* [ABOUT THIS TASK] Below are records; please give the number of their lines that contain the string "DaVinci", and only that number.

INPUT RECORDS START

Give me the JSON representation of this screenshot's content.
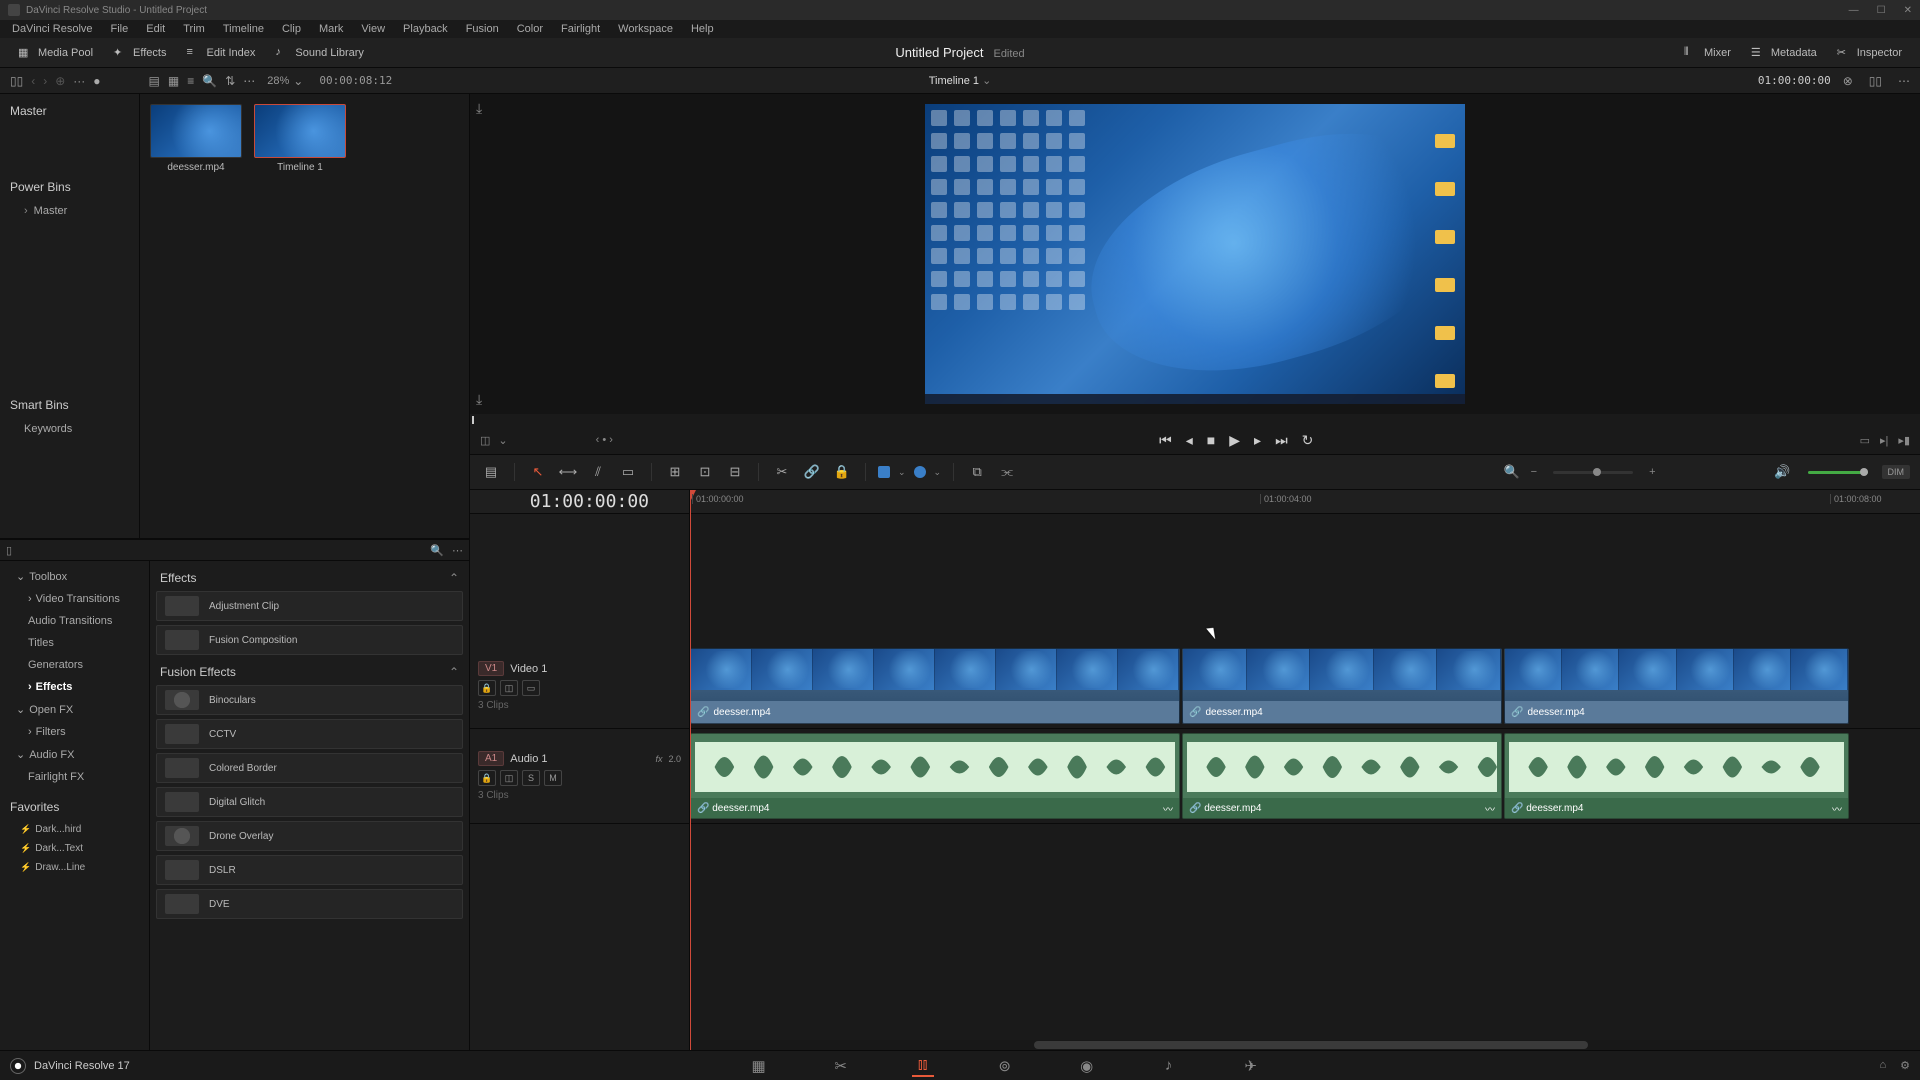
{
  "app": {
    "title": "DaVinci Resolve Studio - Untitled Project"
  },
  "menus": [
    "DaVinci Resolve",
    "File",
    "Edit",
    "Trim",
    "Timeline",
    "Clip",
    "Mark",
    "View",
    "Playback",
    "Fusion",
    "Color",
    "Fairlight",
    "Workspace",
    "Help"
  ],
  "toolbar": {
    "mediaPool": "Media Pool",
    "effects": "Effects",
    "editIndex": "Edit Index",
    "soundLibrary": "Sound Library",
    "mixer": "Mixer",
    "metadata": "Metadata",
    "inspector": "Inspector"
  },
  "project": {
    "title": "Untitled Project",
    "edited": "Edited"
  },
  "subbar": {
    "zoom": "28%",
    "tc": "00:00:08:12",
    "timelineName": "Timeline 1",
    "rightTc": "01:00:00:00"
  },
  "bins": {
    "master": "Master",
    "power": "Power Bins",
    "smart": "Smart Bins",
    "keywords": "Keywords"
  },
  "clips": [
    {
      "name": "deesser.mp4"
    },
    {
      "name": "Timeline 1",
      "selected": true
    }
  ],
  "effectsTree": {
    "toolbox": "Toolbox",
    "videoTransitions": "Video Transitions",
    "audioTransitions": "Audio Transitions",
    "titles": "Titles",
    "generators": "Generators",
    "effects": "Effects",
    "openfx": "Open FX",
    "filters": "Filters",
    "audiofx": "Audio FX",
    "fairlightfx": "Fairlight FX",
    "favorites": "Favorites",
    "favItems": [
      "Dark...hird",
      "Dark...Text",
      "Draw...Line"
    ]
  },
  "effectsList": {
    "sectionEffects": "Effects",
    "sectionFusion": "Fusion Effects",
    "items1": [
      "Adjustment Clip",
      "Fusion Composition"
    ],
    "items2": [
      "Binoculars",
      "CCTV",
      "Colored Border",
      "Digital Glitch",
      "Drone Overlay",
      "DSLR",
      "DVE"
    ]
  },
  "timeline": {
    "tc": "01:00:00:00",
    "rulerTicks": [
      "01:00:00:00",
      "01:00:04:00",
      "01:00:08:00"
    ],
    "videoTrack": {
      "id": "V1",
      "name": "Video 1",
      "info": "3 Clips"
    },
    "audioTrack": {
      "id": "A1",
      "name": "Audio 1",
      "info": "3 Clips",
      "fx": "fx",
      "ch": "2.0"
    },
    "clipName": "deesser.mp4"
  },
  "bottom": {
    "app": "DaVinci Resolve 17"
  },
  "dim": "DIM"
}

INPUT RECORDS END
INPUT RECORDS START

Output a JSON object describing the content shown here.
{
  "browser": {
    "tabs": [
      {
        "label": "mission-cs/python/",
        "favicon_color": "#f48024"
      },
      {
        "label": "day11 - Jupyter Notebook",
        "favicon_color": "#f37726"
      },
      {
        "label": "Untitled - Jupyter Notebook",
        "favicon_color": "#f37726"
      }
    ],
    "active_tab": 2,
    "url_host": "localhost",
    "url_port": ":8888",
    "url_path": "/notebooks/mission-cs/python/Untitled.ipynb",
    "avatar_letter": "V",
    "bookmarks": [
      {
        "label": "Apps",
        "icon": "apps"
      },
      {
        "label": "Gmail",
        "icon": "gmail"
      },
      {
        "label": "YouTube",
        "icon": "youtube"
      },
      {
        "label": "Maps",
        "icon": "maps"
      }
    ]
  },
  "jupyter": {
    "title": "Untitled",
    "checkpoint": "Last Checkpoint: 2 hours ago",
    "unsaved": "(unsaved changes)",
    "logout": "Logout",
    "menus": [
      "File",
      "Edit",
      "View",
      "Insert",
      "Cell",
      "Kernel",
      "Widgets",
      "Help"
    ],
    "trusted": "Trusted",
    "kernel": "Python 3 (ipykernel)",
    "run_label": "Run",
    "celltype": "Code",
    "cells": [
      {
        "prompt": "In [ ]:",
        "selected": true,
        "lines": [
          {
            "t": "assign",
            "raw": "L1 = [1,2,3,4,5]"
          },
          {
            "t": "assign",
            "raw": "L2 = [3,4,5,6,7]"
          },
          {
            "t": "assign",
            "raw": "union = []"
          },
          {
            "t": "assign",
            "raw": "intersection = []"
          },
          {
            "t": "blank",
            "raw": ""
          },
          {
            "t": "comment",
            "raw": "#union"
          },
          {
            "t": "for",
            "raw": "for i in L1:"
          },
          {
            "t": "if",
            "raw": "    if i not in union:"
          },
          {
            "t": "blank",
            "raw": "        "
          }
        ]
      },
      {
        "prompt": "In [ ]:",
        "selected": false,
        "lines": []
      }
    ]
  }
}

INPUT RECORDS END

* [RESPONSE AREA] 3